◆ Data excerpts ◆
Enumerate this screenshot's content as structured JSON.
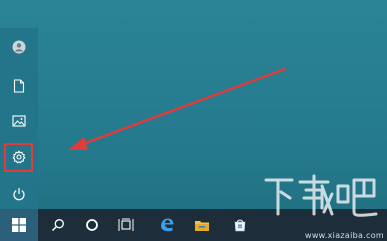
{
  "start_menu": {
    "items": [
      {
        "icon": "user-avatar-icon"
      },
      {
        "icon": "document-icon"
      },
      {
        "icon": "pictures-icon"
      },
      {
        "icon": "settings-gear-icon"
      },
      {
        "icon": "power-icon"
      }
    ],
    "highlight_color": "#e23b3b"
  },
  "annotation": {
    "arrow_color": "#e23b3b"
  },
  "taskbar": {
    "items": [
      {
        "icon": "windows-start-icon"
      },
      {
        "icon": "search-icon"
      },
      {
        "icon": "cortana-icon"
      },
      {
        "icon": "task-view-icon"
      },
      {
        "icon": "edge-browser-icon"
      },
      {
        "icon": "file-explorer-icon"
      },
      {
        "icon": "store-icon"
      }
    ]
  },
  "watermark": {
    "logo_text": "下载吧",
    "url": "www.xiazaiba.com"
  },
  "colors": {
    "desktop": "#257b8d",
    "taskbar": "#1d2e3a",
    "start_rail": "#237689",
    "accent": "#e23b3b"
  }
}
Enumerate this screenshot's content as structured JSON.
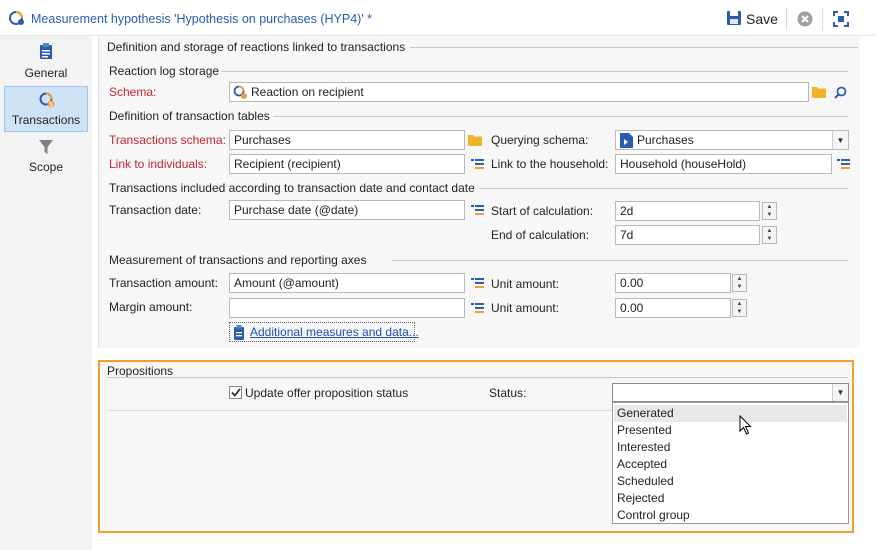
{
  "window": {
    "title": "Measurement hypothesis 'Hypothesis on purchases (HYP4)' *",
    "save_label": "Save"
  },
  "nav": {
    "items": [
      {
        "label": "General",
        "icon": "clipboard-icon"
      },
      {
        "label": "Transactions",
        "icon": "transactions-icon",
        "active": true
      },
      {
        "label": "Scope",
        "icon": "filter-icon"
      }
    ]
  },
  "main": {
    "section_title": "Definition and storage of reactions linked to transactions",
    "reaction_log": {
      "title": "Reaction log storage",
      "schema_label": "Schema:",
      "schema_value": "Reaction on recipient"
    },
    "transaction_tables": {
      "title": "Definition of transaction tables",
      "transactions_schema_label": "Transactions schema:",
      "transactions_schema_value": "Purchases",
      "querying_schema_label": "Querying schema:",
      "querying_schema_value": "Purchases",
      "link_individuals_label": "Link to individuals:",
      "link_individuals_value": "Recipient (recipient)",
      "link_household_label": "Link to the household:",
      "link_household_value": "Household (houseHold)"
    },
    "date_section": {
      "title": "Transactions included according to transaction date and contact date",
      "transaction_date_label": "Transaction date:",
      "transaction_date_value": "Purchase date (@date)",
      "start_label": "Start of calculation:",
      "start_value": "2d",
      "end_label": "End of calculation:",
      "end_value": "7d"
    },
    "measurement": {
      "title": "Measurement of transactions and reporting axes",
      "amount_label": "Transaction amount:",
      "amount_value": "Amount (@amount)",
      "unit_amount_label_1": "Unit amount:",
      "unit_amount_value_1": "0.00",
      "margin_label": "Margin amount:",
      "margin_value": "",
      "unit_amount_label_2": "Unit amount:",
      "unit_amount_value_2": "0.00",
      "additional_link": "Additional measures and data..."
    }
  },
  "propositions": {
    "title": "Propositions",
    "update_label": "Update offer proposition status",
    "update_checked": true,
    "status_label": "Status:",
    "status_value": "",
    "status_options": [
      "Generated",
      "Presented",
      "Interested",
      "Accepted",
      "Scheduled",
      "Rejected",
      "Control group"
    ],
    "highlighted_option": "Generated"
  },
  "colors": {
    "accent": "#2a5db0",
    "required_label": "#c0262c",
    "focus_border": "#f0a030",
    "nav_active": "#cfe3f6"
  }
}
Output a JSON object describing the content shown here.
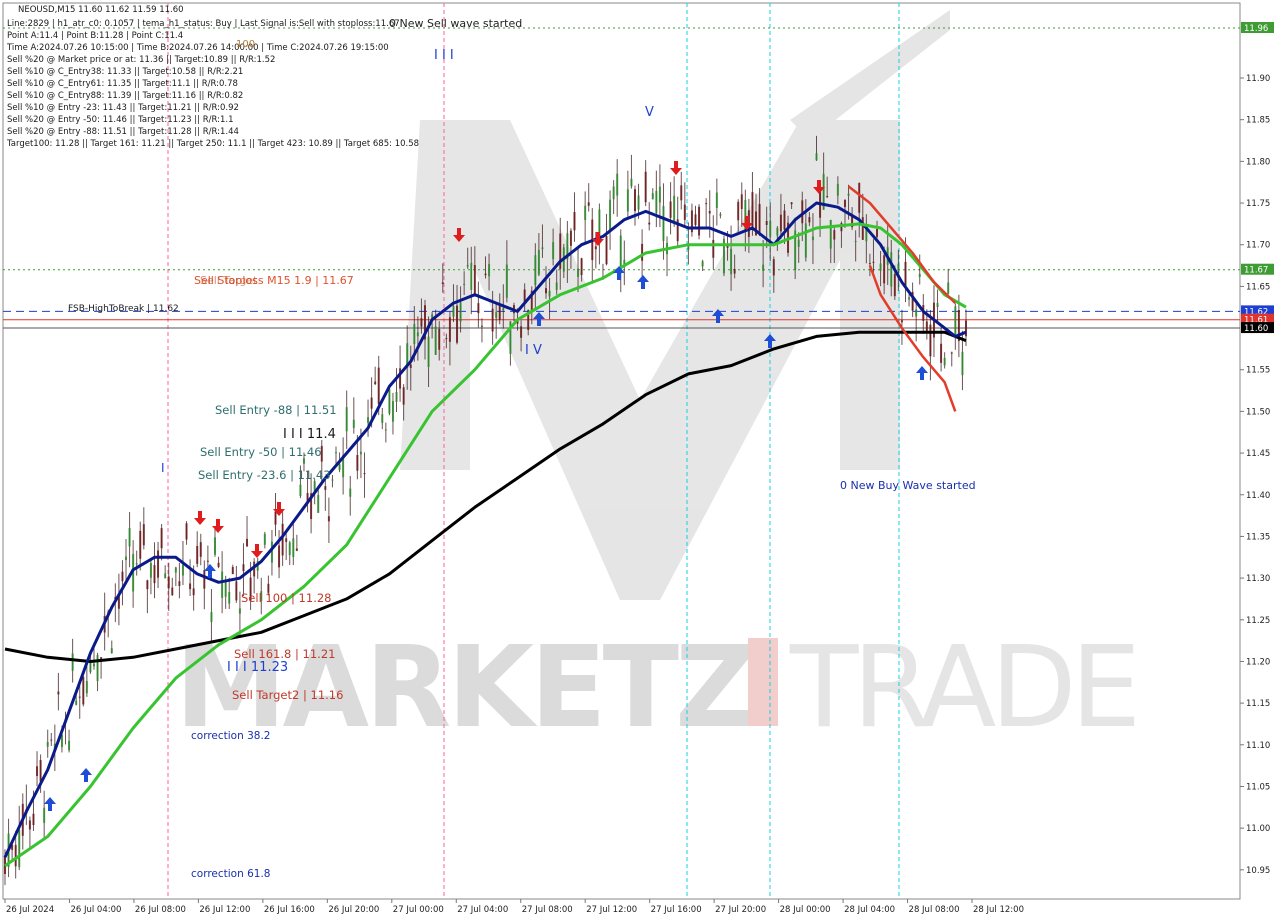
{
  "header": {
    "symbol_line": "NEOUSD,M15  11.60 11.62 11.59 11.60",
    "info_lines": [
      "Line:2829 | h1_atr_c0: 0.1057 | tema_h1_status: Buy | Last Signal is:Sell with stoploss:11.67",
      "Point A:11.4 | Point B:11.28 | Point C:11.4",
      "Time A:2024.07.26 10:15:00 | Time B:2024.07.26 14:00:00 | Time C:2024.07.26 19:15:00",
      "Sell %20 @ Market price or at: 11.36 || Target:10.89 || R/R:1.52",
      "Sell %10 @ C_Entry38: 11.33 || Target:10.58 || R/R:2.21",
      "Sell %10 @ C_Entry61: 11.35 || Target:11.1 || R/R:0.78",
      "Sell %10 @ C_Entry88: 11.39 || Target:11.16 || R/R:0.82",
      "Sell %10 @ Entry -23: 11.43 || Target:11.21 || R/R:0.92",
      "Sell %20 @ Entry -50: 11.46 || Target:11.23 || R/R:1.1",
      "Sell %20 @ Entry -88: 11.51 || Target:11.28 || R/R:1.44",
      "Target100: 11.28 || Target 161: 11.21 || Target 250: 11.1 || Target 423: 10.89 || Target 685: 10.58"
    ],
    "wave_notice": "0 New Sell wave started"
  },
  "annotations": {
    "label_100": "100",
    "sell_stoploss": "Sell Stoploss M15 1.9 | 11.67",
    "sell_target_overlap": "Sell Target",
    "fsb_high": "FSB-HighToBreak | 11.62",
    "sell_entry_88": "Sell Entry -88 | 11.51",
    "sell_entry_50": "Sell Entry -50 | 11.46",
    "sell_entry_23": "Sell Entry -23.6 | 11.43",
    "sell_100": "Sell 100 | 11.28",
    "sell_161": "Sell 161.8 | 11.21",
    "sell_target2": "Sell Target2 | 11.16",
    "wave_11_4": "I I I 11.4",
    "wave_11_23": "I I I 11.23",
    "wave_I_top": "I I I",
    "wave_V_top": "V",
    "wave_I": "I",
    "wave_IV": "I V",
    "correction_38": "correction 38.2",
    "correction_61": "correction 61.8",
    "new_buy_wave": "0 New Buy Wave started"
  },
  "watermark": {
    "brand_left": "MARKETZ",
    "brand_right": "TRADE"
  },
  "price_tags": [
    {
      "label": "11.96",
      "value": 11.96,
      "color": "#3f9c35"
    },
    {
      "label": "11.67",
      "value": 11.67,
      "color": "#3f9c35"
    },
    {
      "label": "11.62",
      "value": 11.62,
      "color": "#1f3fd0"
    },
    {
      "label": "11.61",
      "value": 11.61,
      "color": "#e0342c"
    },
    {
      "label": "11.60",
      "value": 11.6,
      "color": "#000000"
    }
  ],
  "chart_data": {
    "type": "line",
    "title": "NEOUSD,M15",
    "ylim": [
      10.915,
      11.99
    ],
    "y_ticks": [
      "11.90",
      "11.85",
      "11.80",
      "11.75",
      "11.70",
      "11.65",
      "11.55",
      "11.50",
      "11.45",
      "11.40",
      "11.35",
      "11.30",
      "11.25",
      "11.20",
      "11.15",
      "11.10",
      "11.05",
      "11.00",
      "10.95"
    ],
    "x_ticks": [
      "26 Jul 2024",
      "26 Jul 04:00",
      "26 Jul 08:00",
      "26 Jul 12:00",
      "26 Jul 16:00",
      "26 Jul 20:00",
      "27 Jul 00:00",
      "27 Jul 04:00",
      "27 Jul 08:00",
      "27 Jul 12:00",
      "27 Jul 16:00",
      "27 Jul 20:00",
      "28 Jul 00:00",
      "28 Jul 04:00",
      "28 Jul 08:00",
      "28 Jul 12:00"
    ],
    "levels": [
      {
        "name": "FSB-HighToBreak",
        "value": 11.62,
        "color": "#1f3fd0",
        "style": "dashed"
      },
      {
        "name": "Sell Stoploss",
        "value": 11.67,
        "color": "#3f9c35",
        "style": "dotted"
      },
      {
        "name": "Top",
        "value": 11.96,
        "color": "#3f9c35",
        "style": "dotted"
      },
      {
        "name": "Red",
        "value": 11.61,
        "color": "#e0342c",
        "style": "solid"
      },
      {
        "name": "Last",
        "value": 11.6,
        "color": "#555555",
        "style": "solid"
      }
    ],
    "series": [
      {
        "color": "#000000",
        "points": [
          [
            0,
            11.215
          ],
          [
            4,
            11.205
          ],
          [
            8,
            11.2
          ],
          [
            12,
            11.205
          ],
          [
            16,
            11.215
          ],
          [
            20,
            11.225
          ],
          [
            24,
            11.235
          ],
          [
            28,
            11.255
          ],
          [
            32,
            11.275
          ],
          [
            36,
            11.305
          ],
          [
            40,
            11.345
          ],
          [
            44,
            11.385
          ],
          [
            48,
            11.42
          ],
          [
            52,
            11.455
          ],
          [
            56,
            11.485
          ],
          [
            60,
            11.52
          ],
          [
            64,
            11.545
          ],
          [
            68,
            11.555
          ],
          [
            72,
            11.575
          ],
          [
            76,
            11.59
          ],
          [
            80,
            11.595
          ],
          [
            84,
            11.595
          ],
          [
            88,
            11.595
          ],
          [
            90,
            11.585
          ]
        ]
      },
      {
        "color": "#0a1a8a",
        "points": [
          [
            0,
            10.965
          ],
          [
            2,
            11.02
          ],
          [
            4,
            11.07
          ],
          [
            6,
            11.14
          ],
          [
            8,
            11.21
          ],
          [
            10,
            11.265
          ],
          [
            12,
            11.31
          ],
          [
            14,
            11.325
          ],
          [
            16,
            11.325
          ],
          [
            18,
            11.305
          ],
          [
            20,
            11.295
          ],
          [
            22,
            11.3
          ],
          [
            24,
            11.32
          ],
          [
            26,
            11.35
          ],
          [
            28,
            11.385
          ],
          [
            30,
            11.42
          ],
          [
            32,
            11.45
          ],
          [
            34,
            11.48
          ],
          [
            36,
            11.53
          ],
          [
            38,
            11.56
          ],
          [
            40,
            11.61
          ],
          [
            42,
            11.63
          ],
          [
            44,
            11.64
          ],
          [
            46,
            11.63
          ],
          [
            48,
            11.62
          ],
          [
            50,
            11.65
          ],
          [
            52,
            11.68
          ],
          [
            54,
            11.7
          ],
          [
            56,
            11.71
          ],
          [
            58,
            11.73
          ],
          [
            60,
            11.74
          ],
          [
            62,
            11.73
          ],
          [
            64,
            11.72
          ],
          [
            66,
            11.72
          ],
          [
            68,
            11.71
          ],
          [
            70,
            11.72
          ],
          [
            72,
            11.7
          ],
          [
            74,
            11.73
          ],
          [
            76,
            11.75
          ],
          [
            78,
            11.745
          ],
          [
            80,
            11.73
          ],
          [
            82,
            11.7
          ],
          [
            84,
            11.655
          ],
          [
            86,
            11.62
          ],
          [
            88,
            11.6
          ],
          [
            89,
            11.59
          ],
          [
            90,
            11.595
          ]
        ]
      },
      {
        "color": "#38c330",
        "points": [
          [
            0,
            10.955
          ],
          [
            4,
            10.99
          ],
          [
            8,
            11.05
          ],
          [
            12,
            11.12
          ],
          [
            16,
            11.18
          ],
          [
            20,
            11.22
          ],
          [
            24,
            11.25
          ],
          [
            28,
            11.29
          ],
          [
            32,
            11.34
          ],
          [
            36,
            11.42
          ],
          [
            40,
            11.5
          ],
          [
            44,
            11.55
          ],
          [
            48,
            11.61
          ],
          [
            52,
            11.64
          ],
          [
            56,
            11.66
          ],
          [
            60,
            11.69
          ],
          [
            64,
            11.7
          ],
          [
            68,
            11.7
          ],
          [
            72,
            11.7
          ],
          [
            76,
            11.72
          ],
          [
            80,
            11.725
          ],
          [
            82,
            11.72
          ],
          [
            84,
            11.7
          ],
          [
            86,
            11.67
          ],
          [
            88,
            11.64
          ],
          [
            90,
            11.625
          ]
        ]
      },
      {
        "color": "#e23c2a",
        "points": [
          [
            79,
            11.77
          ],
          [
            81,
            11.75
          ],
          [
            83,
            11.72
          ],
          [
            85,
            11.69
          ],
          [
            87,
            11.655
          ],
          [
            89,
            11.63
          ]
        ]
      },
      {
        "color": "#e23c2a",
        "points": [
          [
            81,
            11.675
          ],
          [
            82,
            11.64
          ],
          [
            84,
            11.6
          ],
          [
            86,
            11.565
          ],
          [
            88,
            11.535
          ],
          [
            89,
            11.5
          ]
        ]
      }
    ]
  }
}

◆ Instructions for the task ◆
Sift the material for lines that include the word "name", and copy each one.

◆ Exercise result ◆
        "name": "FSB-HighToBreak",
        "name": "Sell Stoploss",
        "name": "Top",
        "name": "Red",
        "name": "Last",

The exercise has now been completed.